AIM OF THE EXERCISE - Set down the entries once more, exactly as given.

[Dataset rows describing interfaces]
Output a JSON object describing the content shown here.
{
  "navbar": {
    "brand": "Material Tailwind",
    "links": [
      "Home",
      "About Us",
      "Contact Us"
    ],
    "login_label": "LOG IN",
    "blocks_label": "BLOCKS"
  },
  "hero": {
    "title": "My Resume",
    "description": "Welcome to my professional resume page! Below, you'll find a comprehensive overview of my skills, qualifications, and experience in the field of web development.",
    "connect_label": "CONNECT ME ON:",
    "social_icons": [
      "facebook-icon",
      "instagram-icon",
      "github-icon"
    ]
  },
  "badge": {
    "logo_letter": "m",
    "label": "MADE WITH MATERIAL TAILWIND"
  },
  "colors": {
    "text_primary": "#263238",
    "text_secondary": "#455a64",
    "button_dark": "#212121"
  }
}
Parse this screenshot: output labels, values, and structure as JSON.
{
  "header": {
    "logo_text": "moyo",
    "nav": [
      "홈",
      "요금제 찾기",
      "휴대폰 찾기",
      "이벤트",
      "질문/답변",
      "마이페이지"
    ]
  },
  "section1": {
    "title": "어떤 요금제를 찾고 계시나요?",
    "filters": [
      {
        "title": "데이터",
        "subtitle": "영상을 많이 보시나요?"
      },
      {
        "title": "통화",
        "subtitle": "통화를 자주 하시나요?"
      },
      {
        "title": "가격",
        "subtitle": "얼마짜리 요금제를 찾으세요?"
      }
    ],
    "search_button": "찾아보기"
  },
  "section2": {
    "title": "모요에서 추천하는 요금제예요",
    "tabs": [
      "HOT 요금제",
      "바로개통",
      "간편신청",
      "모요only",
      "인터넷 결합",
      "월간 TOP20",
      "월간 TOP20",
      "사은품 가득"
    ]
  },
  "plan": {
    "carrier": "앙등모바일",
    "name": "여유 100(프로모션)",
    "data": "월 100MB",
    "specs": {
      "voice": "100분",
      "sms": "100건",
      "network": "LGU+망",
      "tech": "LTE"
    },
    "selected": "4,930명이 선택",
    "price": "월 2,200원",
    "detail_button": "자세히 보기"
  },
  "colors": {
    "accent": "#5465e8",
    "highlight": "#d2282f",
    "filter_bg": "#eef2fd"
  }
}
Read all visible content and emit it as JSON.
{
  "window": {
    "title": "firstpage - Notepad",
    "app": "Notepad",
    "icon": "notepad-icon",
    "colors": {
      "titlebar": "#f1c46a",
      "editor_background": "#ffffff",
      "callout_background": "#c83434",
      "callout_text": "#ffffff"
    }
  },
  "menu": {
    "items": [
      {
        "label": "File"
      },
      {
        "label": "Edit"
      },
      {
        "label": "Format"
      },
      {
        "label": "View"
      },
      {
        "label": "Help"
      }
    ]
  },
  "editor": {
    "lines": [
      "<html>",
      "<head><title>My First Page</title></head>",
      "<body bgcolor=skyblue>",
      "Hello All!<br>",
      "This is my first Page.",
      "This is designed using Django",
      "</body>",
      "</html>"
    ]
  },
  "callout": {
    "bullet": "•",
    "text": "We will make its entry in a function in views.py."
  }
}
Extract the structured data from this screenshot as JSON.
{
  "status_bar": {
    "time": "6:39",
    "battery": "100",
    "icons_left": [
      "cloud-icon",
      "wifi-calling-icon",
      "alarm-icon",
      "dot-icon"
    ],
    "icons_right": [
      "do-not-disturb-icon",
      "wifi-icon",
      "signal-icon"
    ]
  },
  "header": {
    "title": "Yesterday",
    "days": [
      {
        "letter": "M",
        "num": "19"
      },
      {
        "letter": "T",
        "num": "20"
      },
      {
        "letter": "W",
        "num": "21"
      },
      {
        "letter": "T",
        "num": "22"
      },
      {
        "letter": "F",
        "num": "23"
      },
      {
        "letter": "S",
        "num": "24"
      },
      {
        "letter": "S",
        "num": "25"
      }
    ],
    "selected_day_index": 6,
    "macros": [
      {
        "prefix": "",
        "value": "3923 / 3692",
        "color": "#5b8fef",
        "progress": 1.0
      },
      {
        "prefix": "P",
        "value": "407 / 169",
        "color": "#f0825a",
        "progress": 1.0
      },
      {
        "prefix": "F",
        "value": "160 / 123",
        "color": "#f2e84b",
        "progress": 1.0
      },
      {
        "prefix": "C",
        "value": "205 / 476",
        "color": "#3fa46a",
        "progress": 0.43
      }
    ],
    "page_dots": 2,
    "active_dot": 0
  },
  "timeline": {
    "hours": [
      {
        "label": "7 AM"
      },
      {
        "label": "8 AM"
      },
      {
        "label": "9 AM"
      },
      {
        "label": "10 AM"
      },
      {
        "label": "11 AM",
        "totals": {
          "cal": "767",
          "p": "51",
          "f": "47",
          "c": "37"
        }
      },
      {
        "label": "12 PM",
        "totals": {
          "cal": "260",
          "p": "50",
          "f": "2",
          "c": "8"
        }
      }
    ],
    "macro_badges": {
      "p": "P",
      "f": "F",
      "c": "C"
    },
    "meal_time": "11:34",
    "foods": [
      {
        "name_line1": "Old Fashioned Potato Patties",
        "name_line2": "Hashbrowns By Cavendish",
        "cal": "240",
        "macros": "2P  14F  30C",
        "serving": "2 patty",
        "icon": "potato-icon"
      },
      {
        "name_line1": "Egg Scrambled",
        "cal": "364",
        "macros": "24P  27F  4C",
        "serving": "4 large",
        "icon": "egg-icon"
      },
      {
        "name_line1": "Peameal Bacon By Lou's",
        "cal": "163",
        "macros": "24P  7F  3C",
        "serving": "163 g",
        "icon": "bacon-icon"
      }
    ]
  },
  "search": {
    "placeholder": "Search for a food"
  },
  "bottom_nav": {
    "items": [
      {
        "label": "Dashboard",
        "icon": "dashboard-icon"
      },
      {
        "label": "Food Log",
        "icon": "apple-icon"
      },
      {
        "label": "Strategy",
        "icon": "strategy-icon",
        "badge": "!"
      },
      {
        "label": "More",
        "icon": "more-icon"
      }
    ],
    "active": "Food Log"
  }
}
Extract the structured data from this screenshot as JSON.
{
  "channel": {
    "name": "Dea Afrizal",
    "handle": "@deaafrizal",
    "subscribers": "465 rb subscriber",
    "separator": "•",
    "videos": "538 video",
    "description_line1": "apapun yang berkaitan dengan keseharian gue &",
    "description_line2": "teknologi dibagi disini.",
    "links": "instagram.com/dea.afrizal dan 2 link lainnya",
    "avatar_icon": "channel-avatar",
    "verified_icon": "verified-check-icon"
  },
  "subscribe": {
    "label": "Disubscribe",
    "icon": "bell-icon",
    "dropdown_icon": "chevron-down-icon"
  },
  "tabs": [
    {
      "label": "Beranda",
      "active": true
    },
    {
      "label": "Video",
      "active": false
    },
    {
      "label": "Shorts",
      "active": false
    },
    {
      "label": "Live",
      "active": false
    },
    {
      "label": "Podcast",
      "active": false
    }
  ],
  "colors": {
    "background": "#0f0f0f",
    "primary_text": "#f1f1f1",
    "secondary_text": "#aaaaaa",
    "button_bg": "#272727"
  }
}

EXPECTED ANSWER -
Output a JSON object describing the content shown here.
{
  "navbar": {
    "brand": "Material Tailwind",
    "links": [
      "Home",
      "About Us",
      "Contact Us"
    ],
    "login_label": "LOG IN",
    "blocks_label": "BLOCKS"
  },
  "hero": {
    "title": "My Resume",
    "description": "Welcome to my professional resume page! Below, you'll find a comprehensive overview of my skills, qualifications, and experience in the field of web development.",
    "connect_label": "CONNECT ME ON:",
    "social_icons": [
      "facebook-icon",
      "instagram-icon",
      "github-icon"
    ]
  },
  "badge": {
    "logo_letter": "m",
    "label": "MADE WITH MATERIAL TAILWIND"
  },
  "colors": {
    "text_primary": "#263238",
    "text_secondary": "#455a64",
    "button_dark": "#212121"
  }
}
Parse this screenshot: output labels, values, and structure as JSON.
{
  "header": {
    "logo_text": "moyo",
    "nav": [
      "홈",
      "요금제 찾기",
      "휴대폰 찾기",
      "이벤트",
      "질문/답변",
      "마이페이지"
    ]
  },
  "section1": {
    "title": "어떤 요금제를 찾고 계시나요?",
    "filters": [
      {
        "title": "데이터",
        "subtitle": "영상을 많이 보시나요?"
      },
      {
        "title": "통화",
        "subtitle": "통화를 자주 하시나요?"
      },
      {
        "title": "가격",
        "subtitle": "얼마짜리 요금제를 찾으세요?"
      }
    ],
    "search_button": "찾아보기"
  },
  "section2": {
    "title": "모요에서 추천하는 요금제예요",
    "tabs": [
      "HOT 요금제",
      "바로개통",
      "간편신청",
      "모요only",
      "인터넷 결합",
      "월간 TOP20",
      "월간 TOP20",
      "사은품 가득"
    ]
  },
  "plan": {
    "carrier": "앙등모바일",
    "name": "여유 100(프로모션)",
    "data": "월 100MB",
    "specs": {
      "voice": "100분",
      "sms": "100건",
      "network": "LGU+망",
      "tech": "LTE"
    },
    "selected": "4,930명이 선택",
    "price": "월 2,200원",
    "detail_button": "자세히 보기"
  },
  "colors": {
    "accent": "#5465e8",
    "highlight": "#d2282f",
    "filter_bg": "#eef2fd"
  }
}
Read all visible content and emit it as JSON.
{
  "window": {
    "title": "firstpage - Notepad",
    "app": "Notepad",
    "icon": "notepad-icon",
    "colors": {
      "titlebar": "#f1c46a",
      "editor_background": "#ffffff",
      "callout_background": "#c83434",
      "callout_text": "#ffffff"
    }
  },
  "menu": {
    "items": [
      {
        "label": "File"
      },
      {
        "label": "Edit"
      },
      {
        "label": "Format"
      },
      {
        "label": "View"
      },
      {
        "label": "Help"
      }
    ]
  },
  "editor": {
    "lines": [
      "<html>",
      "<head><title>My First Page</title></head>",
      "<body bgcolor=skyblue>",
      "Hello All!<br>",
      "This is my first Page.",
      "This is designed using Django",
      "</body>",
      "</html>"
    ]
  },
  "callout": {
    "bullet": "•",
    "text": "We will make its entry in a function in views.py."
  }
}
Extract the structured data from this screenshot as JSON.
{
  "status_bar": {
    "time": "6:39",
    "battery": "100",
    "icons_left": [
      "cloud-icon",
      "wifi-calling-icon",
      "alarm-icon",
      "dot-icon"
    ],
    "icons_right": [
      "do-not-disturb-icon",
      "wifi-icon",
      "signal-icon"
    ]
  },
  "header": {
    "title": "Yesterday",
    "days": [
      {
        "letter": "M",
        "num": "19"
      },
      {
        "letter": "T",
        "num": "20"
      },
      {
        "letter": "W",
        "num": "21"
      },
      {
        "letter": "T",
        "num": "22"
      },
      {
        "letter": "F",
        "num": "23"
      },
      {
        "letter": "S",
        "num": "24"
      },
      {
        "letter": "S",
        "num": "25"
      }
    ],
    "selected_day_index": 6,
    "macros": [
      {
        "prefix": "",
        "value": "3923 / 3692",
        "color": "#5b8fef",
        "progress": 1.0
      },
      {
        "prefix": "P",
        "value": "407 / 169",
        "color": "#f0825a",
        "progress": 1.0
      },
      {
        "prefix": "F",
        "value": "160 / 123",
        "color": "#f2e84b",
        "progress": 1.0
      },
      {
        "prefix": "C",
        "value": "205 / 476",
        "color": "#3fa46a",
        "progress": 0.43
      }
    ],
    "page_dots": 2,
    "active_dot": 0
  },
  "timeline": {
    "hours": [
      {
        "label": "7 AM"
      },
      {
        "label": "8 AM"
      },
      {
        "label": "9 AM"
      },
      {
        "label": "10 AM"
      },
      {
        "label": "11 AM",
        "totals": {
          "cal": "767",
          "p": "51",
          "f": "47",
          "c": "37"
        }
      },
      {
        "label": "12 PM",
        "totals": {
          "cal": "260",
          "p": "50",
          "f": "2",
          "c": "8"
        }
      }
    ],
    "macro_badges": {
      "p": "P",
      "f": "F",
      "c": "C"
    },
    "meal_time": "11:34",
    "foods": [
      {
        "name_line1": "Old Fashioned Potato Patties",
        "name_line2": "Hashbrowns By Cavendish",
        "cal": "240",
        "macros": "2P  14F  30C",
        "serving": "2 patty",
        "icon": "potato-icon"
      },
      {
        "name_line1": "Egg Scrambled",
        "cal": "364",
        "macros": "24P  27F  4C",
        "serving": "4 large",
        "icon": "egg-icon"
      },
      {
        "name_line1": "Peameal Bacon By Lou's",
        "cal": "163",
        "macros": "24P  7F  3C",
        "serving": "163 g",
        "icon": "bacon-icon"
      }
    ]
  },
  "search": {
    "placeholder": "Search for a food"
  },
  "bottom_nav": {
    "items": [
      {
        "label": "Dashboard",
        "icon": "dashboard-icon"
      },
      {
        "label": "Food Log",
        "icon": "apple-icon"
      },
      {
        "label": "Strategy",
        "icon": "strategy-icon",
        "badge": "!"
      },
      {
        "label": "More",
        "icon": "more-icon"
      }
    ],
    "active": "Food Log"
  }
}
Extract the structured data from this screenshot as JSON.
{
  "channel": {
    "name": "Dea Afrizal",
    "handle": "@deaafrizal",
    "subscribers": "465 rb subscriber",
    "separator": "•",
    "videos": "538 video",
    "description_line1": "apapun yang berkaitan dengan keseharian gue &",
    "description_line2": "teknologi dibagi disini.",
    "links": "instagram.com/dea.afrizal dan 2 link lainnya",
    "avatar_icon": "channel-avatar",
    "verified_icon": "verified-check-icon"
  },
  "subscribe": {
    "label": "Disubscribe",
    "icon": "bell-icon",
    "dropdown_icon": "chevron-down-icon"
  },
  "tabs": [
    {
      "label": "Beranda",
      "active": true
    },
    {
      "label": "Video",
      "active": false
    },
    {
      "label": "Shorts",
      "active": false
    },
    {
      "label": "Live",
      "active": false
    },
    {
      "label": "Podcast",
      "active": false
    }
  ],
  "colors": {
    "background": "#0f0f0f",
    "primary_text": "#f1f1f1",
    "secondary_text": "#aaaaaa",
    "button_bg": "#272727"
  }
}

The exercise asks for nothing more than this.